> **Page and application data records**

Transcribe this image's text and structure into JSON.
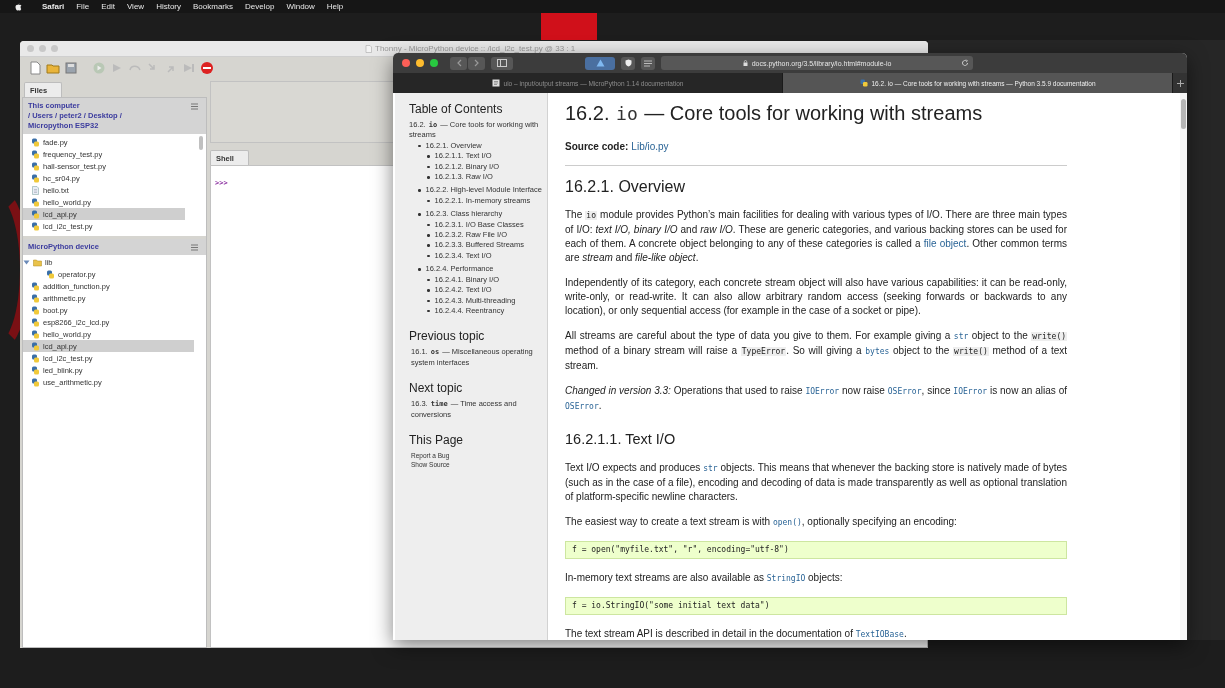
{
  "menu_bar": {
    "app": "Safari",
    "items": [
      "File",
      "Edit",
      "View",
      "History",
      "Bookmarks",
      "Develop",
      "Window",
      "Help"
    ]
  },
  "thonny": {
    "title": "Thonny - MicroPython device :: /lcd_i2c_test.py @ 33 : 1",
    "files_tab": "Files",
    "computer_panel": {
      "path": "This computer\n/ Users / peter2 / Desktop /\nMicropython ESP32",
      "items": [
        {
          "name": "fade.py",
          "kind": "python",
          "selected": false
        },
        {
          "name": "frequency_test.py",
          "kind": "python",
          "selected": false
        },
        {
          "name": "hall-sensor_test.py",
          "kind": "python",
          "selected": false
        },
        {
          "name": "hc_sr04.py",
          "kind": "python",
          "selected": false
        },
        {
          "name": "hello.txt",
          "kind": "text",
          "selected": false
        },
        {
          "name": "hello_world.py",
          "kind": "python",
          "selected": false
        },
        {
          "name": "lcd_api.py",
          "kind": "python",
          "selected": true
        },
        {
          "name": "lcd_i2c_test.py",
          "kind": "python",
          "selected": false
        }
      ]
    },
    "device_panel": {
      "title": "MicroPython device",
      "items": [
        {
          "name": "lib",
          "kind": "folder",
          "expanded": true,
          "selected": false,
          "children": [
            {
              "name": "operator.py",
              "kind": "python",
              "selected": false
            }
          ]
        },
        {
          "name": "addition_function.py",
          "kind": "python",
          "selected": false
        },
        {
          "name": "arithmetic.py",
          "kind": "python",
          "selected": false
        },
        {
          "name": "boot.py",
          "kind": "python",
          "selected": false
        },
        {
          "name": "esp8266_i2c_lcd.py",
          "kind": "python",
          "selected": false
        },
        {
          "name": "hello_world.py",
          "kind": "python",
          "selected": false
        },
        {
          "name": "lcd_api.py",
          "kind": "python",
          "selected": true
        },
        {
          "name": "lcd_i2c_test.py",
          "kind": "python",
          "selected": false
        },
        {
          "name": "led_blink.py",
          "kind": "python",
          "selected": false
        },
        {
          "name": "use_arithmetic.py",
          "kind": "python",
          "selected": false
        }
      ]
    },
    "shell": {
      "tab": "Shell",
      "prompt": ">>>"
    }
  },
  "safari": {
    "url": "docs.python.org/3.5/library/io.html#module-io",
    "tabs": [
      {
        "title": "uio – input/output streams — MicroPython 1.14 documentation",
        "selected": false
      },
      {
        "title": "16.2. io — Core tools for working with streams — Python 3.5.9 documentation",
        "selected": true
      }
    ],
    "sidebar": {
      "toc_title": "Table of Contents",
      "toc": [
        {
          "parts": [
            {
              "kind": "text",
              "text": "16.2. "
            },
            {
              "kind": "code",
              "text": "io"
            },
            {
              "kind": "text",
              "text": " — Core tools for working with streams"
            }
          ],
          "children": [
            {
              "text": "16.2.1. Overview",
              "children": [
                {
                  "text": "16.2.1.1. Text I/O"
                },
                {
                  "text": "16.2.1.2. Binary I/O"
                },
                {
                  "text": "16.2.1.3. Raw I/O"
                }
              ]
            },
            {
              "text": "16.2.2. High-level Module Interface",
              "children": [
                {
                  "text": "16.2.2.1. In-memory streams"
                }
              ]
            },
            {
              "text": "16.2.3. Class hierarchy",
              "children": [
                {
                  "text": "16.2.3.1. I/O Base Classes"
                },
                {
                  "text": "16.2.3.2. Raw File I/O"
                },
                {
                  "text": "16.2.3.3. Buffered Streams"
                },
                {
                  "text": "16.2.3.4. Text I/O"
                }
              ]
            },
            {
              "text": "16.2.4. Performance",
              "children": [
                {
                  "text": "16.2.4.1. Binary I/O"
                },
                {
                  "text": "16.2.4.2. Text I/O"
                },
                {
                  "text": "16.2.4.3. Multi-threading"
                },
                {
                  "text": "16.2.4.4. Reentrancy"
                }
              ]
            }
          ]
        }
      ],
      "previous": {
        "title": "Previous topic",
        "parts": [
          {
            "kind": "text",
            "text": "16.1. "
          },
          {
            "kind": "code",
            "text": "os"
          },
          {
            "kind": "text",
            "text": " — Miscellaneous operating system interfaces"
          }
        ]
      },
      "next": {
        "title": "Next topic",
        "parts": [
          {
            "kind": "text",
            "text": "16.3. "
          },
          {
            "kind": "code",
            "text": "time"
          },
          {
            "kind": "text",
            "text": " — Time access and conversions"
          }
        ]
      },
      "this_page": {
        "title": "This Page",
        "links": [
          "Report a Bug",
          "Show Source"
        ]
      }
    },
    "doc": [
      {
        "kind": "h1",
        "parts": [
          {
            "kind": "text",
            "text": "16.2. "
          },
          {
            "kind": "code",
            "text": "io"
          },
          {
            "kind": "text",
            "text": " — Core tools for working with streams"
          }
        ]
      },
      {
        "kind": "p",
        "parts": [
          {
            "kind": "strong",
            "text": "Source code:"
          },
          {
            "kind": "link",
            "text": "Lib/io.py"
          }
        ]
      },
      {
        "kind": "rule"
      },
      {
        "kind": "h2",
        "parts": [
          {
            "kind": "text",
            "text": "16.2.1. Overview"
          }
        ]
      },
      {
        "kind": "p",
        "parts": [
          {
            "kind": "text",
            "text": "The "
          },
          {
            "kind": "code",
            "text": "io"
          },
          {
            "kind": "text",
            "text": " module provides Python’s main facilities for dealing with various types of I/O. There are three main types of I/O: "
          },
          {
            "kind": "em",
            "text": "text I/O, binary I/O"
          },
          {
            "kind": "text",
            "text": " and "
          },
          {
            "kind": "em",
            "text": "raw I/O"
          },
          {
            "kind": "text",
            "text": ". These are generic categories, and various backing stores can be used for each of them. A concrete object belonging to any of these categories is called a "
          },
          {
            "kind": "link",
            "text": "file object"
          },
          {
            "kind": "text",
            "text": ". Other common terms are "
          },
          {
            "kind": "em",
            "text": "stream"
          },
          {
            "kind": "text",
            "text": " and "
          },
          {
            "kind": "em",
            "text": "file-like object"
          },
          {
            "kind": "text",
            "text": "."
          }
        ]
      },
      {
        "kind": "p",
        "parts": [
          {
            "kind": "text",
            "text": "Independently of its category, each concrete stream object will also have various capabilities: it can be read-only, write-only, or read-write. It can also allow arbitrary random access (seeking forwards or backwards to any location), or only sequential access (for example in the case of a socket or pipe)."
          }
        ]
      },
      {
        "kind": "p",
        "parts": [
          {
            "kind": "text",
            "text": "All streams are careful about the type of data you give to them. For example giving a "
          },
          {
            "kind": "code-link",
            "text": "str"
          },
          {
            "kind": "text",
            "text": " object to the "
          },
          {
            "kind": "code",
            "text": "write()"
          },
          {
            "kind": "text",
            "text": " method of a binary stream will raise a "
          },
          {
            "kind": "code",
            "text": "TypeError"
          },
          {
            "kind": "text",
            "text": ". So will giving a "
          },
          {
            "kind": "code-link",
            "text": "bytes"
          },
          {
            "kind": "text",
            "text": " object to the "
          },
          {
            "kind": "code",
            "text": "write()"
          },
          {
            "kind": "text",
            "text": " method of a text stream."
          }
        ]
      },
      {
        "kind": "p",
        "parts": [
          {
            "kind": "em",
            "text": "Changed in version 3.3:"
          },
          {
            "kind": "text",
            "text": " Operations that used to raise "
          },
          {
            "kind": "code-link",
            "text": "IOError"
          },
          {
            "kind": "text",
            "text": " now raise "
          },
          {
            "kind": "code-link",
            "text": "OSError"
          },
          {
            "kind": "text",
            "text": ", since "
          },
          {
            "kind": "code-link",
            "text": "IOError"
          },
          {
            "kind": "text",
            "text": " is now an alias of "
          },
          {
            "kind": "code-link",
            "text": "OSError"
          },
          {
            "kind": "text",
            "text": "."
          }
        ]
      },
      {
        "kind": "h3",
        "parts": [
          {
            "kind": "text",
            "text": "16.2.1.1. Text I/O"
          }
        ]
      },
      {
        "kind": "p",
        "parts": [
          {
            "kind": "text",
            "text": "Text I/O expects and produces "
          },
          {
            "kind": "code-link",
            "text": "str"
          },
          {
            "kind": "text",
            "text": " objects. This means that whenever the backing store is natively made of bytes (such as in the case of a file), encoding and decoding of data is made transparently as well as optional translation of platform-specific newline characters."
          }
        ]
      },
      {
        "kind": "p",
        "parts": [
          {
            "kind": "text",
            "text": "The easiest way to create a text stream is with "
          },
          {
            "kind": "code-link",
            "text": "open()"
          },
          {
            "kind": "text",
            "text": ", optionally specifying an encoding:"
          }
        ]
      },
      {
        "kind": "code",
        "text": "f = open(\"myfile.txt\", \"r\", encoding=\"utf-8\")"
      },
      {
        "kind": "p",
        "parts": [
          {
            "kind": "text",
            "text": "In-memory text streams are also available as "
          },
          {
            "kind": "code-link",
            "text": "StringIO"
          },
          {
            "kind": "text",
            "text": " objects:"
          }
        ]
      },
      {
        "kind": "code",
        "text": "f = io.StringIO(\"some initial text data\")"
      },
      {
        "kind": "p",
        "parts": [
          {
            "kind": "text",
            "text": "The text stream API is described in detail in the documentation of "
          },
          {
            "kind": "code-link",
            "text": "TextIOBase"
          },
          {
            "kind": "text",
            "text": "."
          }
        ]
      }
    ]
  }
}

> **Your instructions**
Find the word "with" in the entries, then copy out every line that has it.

> **Response to this exercise**
        "title": "16.2. io — Core tools for working with streams — Python 3.5.9 documentation",
              "text": " — Core tools for working with streams"
            "text": " — Core tools for working with streams"
            "text": " module provides Python’s main facilities for dealing with various types of I/O. There are three main types of I/O: "
            "text": "The easiest way to create a text stream is with "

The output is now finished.